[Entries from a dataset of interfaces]
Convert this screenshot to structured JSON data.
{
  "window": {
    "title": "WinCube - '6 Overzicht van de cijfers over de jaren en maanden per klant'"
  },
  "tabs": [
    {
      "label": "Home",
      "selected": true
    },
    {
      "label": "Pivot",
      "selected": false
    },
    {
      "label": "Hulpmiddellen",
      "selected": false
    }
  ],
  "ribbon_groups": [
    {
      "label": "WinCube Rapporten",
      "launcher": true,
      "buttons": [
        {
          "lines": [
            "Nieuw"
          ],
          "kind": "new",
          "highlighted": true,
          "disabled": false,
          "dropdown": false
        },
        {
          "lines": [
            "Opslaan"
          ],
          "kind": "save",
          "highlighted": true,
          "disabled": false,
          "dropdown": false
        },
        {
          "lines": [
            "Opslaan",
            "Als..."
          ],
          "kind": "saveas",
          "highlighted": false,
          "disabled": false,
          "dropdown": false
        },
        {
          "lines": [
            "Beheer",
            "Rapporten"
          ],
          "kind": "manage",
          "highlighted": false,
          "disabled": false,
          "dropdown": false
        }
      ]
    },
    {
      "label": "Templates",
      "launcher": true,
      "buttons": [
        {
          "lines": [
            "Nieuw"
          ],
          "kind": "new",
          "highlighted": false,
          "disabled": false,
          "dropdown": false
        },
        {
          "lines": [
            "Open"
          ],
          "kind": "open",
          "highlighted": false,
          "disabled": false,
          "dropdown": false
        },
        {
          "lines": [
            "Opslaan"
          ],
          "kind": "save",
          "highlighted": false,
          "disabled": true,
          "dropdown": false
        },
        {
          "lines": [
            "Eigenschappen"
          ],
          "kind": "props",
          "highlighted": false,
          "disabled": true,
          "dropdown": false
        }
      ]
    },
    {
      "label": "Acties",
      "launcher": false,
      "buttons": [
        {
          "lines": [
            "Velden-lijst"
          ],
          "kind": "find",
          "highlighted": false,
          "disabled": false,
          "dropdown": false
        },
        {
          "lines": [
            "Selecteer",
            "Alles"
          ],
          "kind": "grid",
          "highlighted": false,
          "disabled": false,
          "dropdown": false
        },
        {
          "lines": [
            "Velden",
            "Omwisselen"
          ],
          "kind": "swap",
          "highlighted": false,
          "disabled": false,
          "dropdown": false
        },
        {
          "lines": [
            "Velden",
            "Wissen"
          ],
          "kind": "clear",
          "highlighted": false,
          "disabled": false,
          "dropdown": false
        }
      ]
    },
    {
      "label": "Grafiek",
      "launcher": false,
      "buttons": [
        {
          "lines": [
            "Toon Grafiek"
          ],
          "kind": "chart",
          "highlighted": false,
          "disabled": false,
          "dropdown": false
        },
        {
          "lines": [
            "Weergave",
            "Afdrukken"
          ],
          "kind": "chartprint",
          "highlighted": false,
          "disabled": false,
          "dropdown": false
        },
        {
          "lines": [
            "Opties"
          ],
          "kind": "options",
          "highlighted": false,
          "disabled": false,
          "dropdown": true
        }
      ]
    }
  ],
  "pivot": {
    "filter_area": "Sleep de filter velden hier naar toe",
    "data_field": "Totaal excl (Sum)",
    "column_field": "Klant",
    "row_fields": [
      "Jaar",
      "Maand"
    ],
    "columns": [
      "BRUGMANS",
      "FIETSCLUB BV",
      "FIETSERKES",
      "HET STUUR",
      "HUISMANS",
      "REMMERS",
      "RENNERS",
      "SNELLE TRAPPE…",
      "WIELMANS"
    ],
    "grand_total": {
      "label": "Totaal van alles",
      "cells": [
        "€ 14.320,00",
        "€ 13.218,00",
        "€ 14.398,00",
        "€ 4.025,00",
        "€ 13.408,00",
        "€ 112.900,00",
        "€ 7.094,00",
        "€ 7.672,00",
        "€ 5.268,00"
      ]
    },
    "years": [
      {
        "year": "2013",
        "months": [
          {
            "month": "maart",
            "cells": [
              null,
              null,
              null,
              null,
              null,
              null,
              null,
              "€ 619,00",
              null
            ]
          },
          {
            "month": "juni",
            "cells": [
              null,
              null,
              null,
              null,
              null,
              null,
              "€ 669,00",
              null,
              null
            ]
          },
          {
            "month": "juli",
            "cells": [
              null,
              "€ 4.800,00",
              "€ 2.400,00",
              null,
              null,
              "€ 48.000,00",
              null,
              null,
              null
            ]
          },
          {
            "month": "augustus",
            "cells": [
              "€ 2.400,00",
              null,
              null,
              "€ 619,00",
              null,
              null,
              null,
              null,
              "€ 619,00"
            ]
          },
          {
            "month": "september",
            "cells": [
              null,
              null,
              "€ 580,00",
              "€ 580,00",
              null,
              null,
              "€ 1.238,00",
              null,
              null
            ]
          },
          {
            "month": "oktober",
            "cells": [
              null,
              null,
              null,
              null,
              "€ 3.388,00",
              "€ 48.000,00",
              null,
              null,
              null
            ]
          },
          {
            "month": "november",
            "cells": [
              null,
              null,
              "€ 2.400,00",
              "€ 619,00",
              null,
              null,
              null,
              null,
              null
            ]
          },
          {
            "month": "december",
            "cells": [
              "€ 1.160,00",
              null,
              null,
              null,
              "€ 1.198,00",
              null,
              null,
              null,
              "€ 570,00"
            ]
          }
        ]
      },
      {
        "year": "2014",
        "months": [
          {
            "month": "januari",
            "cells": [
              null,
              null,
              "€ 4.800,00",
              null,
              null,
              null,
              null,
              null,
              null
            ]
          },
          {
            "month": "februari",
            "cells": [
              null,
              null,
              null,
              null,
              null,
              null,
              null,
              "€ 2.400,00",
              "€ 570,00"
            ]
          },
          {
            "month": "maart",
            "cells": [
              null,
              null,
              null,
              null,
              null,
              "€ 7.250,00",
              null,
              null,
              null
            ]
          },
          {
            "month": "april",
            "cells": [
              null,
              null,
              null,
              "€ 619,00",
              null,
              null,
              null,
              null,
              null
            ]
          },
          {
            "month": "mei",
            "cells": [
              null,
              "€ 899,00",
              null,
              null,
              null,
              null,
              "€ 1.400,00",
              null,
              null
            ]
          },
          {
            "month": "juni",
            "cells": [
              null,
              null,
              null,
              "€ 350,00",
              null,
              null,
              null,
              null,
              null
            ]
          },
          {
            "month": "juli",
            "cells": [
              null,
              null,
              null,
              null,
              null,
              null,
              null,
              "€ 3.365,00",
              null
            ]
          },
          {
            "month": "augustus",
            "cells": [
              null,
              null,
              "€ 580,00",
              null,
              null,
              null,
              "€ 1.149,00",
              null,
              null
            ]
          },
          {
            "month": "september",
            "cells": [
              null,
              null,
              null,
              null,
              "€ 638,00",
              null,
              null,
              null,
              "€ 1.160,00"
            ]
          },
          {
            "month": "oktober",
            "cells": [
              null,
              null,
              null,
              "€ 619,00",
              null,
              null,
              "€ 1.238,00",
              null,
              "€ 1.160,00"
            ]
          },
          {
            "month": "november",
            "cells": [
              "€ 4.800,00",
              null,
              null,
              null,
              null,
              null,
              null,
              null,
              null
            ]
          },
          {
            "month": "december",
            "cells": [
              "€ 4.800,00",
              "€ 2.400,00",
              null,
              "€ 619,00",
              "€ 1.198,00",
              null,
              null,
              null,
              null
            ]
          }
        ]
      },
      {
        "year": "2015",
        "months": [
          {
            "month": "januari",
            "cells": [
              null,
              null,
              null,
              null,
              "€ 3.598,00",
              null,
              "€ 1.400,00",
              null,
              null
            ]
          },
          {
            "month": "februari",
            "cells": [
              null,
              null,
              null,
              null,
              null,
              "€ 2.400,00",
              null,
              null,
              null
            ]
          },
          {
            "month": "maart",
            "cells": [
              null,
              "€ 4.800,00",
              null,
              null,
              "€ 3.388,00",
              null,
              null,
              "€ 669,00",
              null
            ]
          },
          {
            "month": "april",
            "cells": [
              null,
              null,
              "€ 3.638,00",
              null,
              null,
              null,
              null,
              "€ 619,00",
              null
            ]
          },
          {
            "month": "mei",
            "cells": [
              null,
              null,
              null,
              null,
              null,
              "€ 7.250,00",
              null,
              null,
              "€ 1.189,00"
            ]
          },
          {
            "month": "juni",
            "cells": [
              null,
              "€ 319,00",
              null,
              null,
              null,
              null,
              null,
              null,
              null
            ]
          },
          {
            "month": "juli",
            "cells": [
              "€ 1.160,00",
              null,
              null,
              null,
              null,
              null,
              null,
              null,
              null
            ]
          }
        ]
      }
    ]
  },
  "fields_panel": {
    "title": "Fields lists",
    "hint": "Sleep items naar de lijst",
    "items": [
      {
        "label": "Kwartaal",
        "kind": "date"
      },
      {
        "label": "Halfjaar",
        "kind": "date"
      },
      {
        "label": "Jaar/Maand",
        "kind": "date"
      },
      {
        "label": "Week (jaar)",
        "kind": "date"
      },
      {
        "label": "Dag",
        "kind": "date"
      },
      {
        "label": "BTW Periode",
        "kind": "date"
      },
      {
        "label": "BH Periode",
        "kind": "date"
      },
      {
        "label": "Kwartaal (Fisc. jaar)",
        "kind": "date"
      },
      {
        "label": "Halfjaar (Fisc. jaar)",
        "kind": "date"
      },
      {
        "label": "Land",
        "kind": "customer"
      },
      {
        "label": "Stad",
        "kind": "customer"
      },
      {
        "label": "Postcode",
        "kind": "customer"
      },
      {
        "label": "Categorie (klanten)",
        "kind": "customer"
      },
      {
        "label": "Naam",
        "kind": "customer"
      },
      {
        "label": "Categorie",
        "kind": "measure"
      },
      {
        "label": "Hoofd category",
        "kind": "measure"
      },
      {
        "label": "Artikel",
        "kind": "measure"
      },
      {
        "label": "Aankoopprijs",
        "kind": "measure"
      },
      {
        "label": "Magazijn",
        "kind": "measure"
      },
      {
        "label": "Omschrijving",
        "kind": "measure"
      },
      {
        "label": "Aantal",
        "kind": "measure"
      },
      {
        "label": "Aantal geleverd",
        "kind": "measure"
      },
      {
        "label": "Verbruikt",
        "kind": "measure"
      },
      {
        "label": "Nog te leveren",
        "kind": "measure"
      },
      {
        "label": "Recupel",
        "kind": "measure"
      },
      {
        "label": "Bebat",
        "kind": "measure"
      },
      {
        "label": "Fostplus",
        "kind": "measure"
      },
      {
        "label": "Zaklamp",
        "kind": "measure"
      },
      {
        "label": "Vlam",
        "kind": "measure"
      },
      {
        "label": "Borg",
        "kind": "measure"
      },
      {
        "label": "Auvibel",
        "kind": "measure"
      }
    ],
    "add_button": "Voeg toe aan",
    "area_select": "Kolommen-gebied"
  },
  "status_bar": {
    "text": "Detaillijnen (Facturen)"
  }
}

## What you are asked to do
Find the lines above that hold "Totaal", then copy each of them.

## Exercise result
    "data_field": "Totaal excl (Sum)",
      "label": "Totaal van alles",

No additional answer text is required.